- **Exercise objective**: The job is to find each line in the entries holding the string "icon" and copy that line.

************

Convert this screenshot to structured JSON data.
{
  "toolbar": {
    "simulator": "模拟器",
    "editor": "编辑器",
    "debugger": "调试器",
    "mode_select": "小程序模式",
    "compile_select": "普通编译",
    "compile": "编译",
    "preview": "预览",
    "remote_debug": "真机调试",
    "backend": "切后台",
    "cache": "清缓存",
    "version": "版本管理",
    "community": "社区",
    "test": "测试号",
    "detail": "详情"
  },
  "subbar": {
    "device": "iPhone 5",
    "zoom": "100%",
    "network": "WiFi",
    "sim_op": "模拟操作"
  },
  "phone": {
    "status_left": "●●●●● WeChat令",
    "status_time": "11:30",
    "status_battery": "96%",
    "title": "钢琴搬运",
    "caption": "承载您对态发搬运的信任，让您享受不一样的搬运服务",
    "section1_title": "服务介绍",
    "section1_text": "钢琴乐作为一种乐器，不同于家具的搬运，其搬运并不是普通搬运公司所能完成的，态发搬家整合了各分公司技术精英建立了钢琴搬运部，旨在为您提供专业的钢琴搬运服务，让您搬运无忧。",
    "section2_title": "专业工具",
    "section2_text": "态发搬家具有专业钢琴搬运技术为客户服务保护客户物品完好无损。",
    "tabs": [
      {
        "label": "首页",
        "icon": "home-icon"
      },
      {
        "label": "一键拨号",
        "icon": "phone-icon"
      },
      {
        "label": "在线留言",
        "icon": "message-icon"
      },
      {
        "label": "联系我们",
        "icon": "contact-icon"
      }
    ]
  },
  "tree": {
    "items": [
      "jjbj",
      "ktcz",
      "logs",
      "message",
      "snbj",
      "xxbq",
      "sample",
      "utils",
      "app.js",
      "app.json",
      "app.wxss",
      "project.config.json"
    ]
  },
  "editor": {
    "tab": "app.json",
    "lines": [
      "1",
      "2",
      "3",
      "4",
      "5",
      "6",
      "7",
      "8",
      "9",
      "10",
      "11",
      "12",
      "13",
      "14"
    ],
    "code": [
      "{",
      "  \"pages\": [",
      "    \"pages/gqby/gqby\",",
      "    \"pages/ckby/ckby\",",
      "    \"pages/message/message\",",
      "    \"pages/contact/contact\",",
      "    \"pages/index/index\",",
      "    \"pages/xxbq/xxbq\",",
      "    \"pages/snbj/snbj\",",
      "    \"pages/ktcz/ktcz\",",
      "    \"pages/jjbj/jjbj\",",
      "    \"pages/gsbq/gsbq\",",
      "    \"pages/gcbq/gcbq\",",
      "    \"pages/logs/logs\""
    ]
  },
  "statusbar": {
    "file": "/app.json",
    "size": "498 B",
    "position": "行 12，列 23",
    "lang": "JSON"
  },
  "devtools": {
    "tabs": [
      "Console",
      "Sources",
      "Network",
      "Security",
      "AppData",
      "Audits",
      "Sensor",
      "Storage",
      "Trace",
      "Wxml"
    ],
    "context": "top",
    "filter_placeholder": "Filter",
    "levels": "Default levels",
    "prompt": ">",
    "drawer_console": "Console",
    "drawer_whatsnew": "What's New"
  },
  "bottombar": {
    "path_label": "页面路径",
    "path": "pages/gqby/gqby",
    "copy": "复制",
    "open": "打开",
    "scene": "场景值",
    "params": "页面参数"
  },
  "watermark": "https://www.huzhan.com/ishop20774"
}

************

- **Task answer**:
        "icon": "home-icon"
        "icon": "phone-icon"
        "icon": "message-icon"
        "icon": "contact-icon"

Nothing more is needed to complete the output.